In the last five years, the world has seen a change in terms of people choosing a healthy lifestyle. People shifting to green vegetables and organic foods over fast foods have only increased. However, as the doctors appreciate the current trend, a new study has found that green plant can carry antibiotic-resistant superbugs.
The US Centers for Disease Control and Prevention found out that almost 20% of the two million antibiotic-resistant infections reported per year are related to green vegetables. This estimate is based on patients who directly acquire antibiotic-resistant superbugs from eating meat.
What is antibiotic resistance, and how can it harm us?
Antibiotics are medicines that are used to cure bacterial infections. However, when bacteria develop the ability to defeat the drugs designed to kill them, then the bacteria is called to be antibiotic resistance (Superbug). The bacteria multiply in the system and could be fatal at times. List of diseases that sometimes take time or become impossible to treat due to antibiotic resistance are – pneumonia, blood poisoning, foodborne illnesses, tuberculosis, and gonorrhoea.
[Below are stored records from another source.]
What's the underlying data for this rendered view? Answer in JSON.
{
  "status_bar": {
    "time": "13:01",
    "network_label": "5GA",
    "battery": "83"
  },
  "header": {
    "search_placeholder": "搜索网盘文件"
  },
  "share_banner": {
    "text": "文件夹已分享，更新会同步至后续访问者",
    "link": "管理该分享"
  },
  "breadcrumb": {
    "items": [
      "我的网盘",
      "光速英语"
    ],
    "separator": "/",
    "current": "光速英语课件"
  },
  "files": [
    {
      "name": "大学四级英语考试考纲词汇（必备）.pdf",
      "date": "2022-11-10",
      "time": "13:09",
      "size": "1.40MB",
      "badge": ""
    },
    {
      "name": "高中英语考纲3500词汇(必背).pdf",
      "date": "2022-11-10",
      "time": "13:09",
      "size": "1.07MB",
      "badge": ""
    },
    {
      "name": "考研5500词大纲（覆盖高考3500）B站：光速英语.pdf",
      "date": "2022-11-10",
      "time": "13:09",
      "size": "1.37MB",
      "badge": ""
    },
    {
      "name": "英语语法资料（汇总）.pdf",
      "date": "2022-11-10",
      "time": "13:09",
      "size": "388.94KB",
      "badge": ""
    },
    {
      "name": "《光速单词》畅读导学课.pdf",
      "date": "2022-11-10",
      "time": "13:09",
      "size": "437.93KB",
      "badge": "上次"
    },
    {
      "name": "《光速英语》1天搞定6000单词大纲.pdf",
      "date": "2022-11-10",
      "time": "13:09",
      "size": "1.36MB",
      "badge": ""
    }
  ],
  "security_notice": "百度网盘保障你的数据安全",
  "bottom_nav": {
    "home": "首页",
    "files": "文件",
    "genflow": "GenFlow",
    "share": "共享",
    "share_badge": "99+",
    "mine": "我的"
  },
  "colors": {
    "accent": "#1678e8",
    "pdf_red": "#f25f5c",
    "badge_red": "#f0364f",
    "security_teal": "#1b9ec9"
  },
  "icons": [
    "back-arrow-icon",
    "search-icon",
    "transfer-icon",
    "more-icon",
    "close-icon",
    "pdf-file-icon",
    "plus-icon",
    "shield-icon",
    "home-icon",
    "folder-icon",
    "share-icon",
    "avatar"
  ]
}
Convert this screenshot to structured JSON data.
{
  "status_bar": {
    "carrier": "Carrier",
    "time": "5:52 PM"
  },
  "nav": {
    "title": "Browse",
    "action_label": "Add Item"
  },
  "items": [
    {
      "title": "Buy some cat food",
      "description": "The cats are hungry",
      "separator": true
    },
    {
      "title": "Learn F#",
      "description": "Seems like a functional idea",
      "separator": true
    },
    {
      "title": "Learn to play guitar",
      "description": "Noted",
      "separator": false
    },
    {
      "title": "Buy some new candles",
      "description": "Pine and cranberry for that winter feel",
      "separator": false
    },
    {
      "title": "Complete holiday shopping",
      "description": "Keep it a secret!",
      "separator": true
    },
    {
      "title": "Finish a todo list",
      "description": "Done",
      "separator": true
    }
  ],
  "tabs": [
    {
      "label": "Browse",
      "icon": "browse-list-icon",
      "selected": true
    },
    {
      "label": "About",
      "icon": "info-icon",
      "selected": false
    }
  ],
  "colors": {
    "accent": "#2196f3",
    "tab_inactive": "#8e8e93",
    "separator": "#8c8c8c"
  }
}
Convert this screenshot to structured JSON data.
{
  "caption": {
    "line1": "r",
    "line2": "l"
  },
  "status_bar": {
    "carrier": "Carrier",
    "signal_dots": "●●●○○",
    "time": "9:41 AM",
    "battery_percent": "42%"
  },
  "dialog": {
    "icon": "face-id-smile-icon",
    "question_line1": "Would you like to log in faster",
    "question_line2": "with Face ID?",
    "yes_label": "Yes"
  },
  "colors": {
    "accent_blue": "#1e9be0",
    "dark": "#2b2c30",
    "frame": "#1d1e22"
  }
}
The World Health Organisation (WHO) has included antibiotic resistance in its ‘high priority’ list to find a solution.
As of now, various forms of meat were considered to be the primary source of transmitting antibiotic-resistant superbugs to a human body. Chicken is considered to be at the forefront of spreading antibiotic resistance bacteria in human guts. However, the new findings have found that even green plants can be carrying antibiotic-resistant superbugs to the human system.
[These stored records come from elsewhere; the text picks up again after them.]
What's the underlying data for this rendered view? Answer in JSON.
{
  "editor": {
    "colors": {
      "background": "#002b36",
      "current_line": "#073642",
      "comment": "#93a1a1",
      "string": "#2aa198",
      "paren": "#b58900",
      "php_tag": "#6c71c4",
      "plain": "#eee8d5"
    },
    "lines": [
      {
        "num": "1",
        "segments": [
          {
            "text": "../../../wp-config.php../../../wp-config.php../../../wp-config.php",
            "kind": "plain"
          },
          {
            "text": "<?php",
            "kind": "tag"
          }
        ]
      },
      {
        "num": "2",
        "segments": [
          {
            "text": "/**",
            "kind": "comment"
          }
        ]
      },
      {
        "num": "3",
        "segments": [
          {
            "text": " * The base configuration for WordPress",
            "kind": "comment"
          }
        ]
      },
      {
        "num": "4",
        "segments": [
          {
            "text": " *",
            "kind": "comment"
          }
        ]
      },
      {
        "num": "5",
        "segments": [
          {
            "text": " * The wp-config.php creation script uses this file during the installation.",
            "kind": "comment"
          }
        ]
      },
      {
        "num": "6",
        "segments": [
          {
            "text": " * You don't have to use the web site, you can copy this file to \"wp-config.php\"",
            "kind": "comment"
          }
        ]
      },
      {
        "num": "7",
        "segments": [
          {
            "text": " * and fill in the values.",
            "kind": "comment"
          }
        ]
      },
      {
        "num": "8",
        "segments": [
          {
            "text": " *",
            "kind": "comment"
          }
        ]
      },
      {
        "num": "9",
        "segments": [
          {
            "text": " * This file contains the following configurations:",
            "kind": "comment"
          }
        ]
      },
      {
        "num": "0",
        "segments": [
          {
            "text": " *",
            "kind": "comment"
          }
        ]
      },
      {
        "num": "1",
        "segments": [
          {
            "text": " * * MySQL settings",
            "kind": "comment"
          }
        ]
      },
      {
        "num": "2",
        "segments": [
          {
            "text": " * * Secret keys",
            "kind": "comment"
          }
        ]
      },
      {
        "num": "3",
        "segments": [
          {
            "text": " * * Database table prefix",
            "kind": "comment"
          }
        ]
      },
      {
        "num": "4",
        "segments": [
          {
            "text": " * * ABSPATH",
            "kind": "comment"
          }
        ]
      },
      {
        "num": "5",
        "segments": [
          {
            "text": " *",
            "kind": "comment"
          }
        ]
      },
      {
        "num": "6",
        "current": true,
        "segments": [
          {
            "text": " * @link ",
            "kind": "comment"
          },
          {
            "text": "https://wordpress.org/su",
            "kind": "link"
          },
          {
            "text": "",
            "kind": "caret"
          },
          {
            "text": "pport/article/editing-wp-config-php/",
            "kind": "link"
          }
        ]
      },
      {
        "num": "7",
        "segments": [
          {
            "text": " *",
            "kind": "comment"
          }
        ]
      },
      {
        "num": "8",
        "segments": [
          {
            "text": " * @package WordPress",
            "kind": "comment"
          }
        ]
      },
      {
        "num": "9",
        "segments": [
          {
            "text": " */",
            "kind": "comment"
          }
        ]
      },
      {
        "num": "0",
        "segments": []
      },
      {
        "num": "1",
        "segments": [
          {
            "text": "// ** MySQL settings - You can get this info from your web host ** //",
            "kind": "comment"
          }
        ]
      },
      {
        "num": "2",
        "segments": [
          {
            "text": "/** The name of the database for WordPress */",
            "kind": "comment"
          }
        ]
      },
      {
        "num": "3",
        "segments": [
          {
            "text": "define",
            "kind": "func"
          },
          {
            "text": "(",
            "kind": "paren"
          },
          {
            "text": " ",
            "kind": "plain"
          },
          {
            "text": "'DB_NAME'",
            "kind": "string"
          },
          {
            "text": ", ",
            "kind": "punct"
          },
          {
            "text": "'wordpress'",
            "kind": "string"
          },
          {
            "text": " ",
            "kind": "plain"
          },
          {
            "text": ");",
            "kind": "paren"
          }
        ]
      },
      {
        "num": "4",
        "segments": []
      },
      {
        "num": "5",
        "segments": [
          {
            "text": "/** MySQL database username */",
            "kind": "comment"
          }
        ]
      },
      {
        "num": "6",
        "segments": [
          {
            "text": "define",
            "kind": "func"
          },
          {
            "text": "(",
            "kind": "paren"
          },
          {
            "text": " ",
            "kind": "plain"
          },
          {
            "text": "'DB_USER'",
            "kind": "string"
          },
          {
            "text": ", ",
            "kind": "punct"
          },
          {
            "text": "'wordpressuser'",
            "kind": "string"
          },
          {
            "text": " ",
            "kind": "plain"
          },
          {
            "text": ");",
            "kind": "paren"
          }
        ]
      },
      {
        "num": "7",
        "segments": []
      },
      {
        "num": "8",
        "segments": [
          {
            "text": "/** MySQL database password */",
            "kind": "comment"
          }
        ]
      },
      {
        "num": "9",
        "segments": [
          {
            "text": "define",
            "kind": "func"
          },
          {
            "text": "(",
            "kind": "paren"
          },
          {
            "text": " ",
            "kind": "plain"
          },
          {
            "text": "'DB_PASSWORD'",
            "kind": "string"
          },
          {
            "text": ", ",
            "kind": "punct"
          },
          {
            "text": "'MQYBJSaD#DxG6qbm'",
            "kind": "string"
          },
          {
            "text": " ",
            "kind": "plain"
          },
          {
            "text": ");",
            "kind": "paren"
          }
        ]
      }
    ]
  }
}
What did the study reveal?
The study presented to the annual meeting of the American Society for Microbiology (ASM) by the University of Southern California researchers found that plants can serve as carriers for spreading antibiotic resistance to the gut microbiome.
Marlene Maeusli, a researcher at USC said, “We found differences in the ability of bacteria to silently hide in the gut after ingestion, depending on a variety of host and bacterial factors.”
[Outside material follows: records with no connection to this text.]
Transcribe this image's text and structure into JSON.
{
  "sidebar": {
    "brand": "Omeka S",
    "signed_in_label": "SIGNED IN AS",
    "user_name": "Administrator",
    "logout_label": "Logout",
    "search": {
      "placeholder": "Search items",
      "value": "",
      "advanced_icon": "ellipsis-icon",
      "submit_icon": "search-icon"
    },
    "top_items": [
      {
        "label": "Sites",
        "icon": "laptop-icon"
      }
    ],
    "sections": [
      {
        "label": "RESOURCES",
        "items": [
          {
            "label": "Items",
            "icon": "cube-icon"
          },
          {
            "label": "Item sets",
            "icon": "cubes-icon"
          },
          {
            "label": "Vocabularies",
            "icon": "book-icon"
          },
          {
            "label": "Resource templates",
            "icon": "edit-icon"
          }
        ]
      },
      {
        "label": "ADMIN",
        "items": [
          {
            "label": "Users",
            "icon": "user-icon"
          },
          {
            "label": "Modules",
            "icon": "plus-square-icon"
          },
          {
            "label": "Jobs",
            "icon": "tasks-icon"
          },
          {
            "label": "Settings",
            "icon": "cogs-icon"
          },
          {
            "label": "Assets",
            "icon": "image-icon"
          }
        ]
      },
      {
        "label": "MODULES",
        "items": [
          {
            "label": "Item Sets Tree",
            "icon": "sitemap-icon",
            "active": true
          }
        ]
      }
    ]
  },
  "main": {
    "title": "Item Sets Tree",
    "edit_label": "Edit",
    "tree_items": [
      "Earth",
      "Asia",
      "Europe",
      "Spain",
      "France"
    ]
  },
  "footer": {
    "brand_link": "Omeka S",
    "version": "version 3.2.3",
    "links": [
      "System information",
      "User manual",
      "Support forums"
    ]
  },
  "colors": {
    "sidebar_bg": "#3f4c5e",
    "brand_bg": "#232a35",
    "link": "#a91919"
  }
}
The study revealed that unlike diarrheal illness, which happens after consuming contaminated vegetables, the antibiotic-resistant bacteria can hide in the human intestines for months or even years and later cause diseases such as a urinary infection.
To understand the role of veggies in spreading antibiotic-resistance superbugs, researchers developed a lettuce-mouse model system that does not cause immediate illness, to mimic the consumption of superbugs with plant-foods. The lettuce was grown and was exposed to antibiotic-resistant E.coli. The exposed lettuce was fed to the mice, and its faecal samples were analyzed over time.
Maeusli said, “We found differences in the ability of bacteria to silently colonize the gut after ingestion, depending on a variety of host and bacterial factors.” She said the team mimicked antibiotic and antacid treatments as they could affect the ability of superbugs to survive in the human system.
It was found out that ingestion of one type of antibiotic did not bolster the ability of superbugs to conceal in the mouse intestines — however, the other type of antibiotic lead to stable gut colonization after getting exposed.
The researchers concluded the study by stating, “We continue to seek the plant characteristics and host factors that result in key microbial community shifts in the gut that put us at risk for colonization and those that prevent it.”
Also Read: Mumbai: Eating Chicken Not Safe Any More? Study Finds ‘Multi-Antibiotic Resistant Bacteria’ In Chicken Samples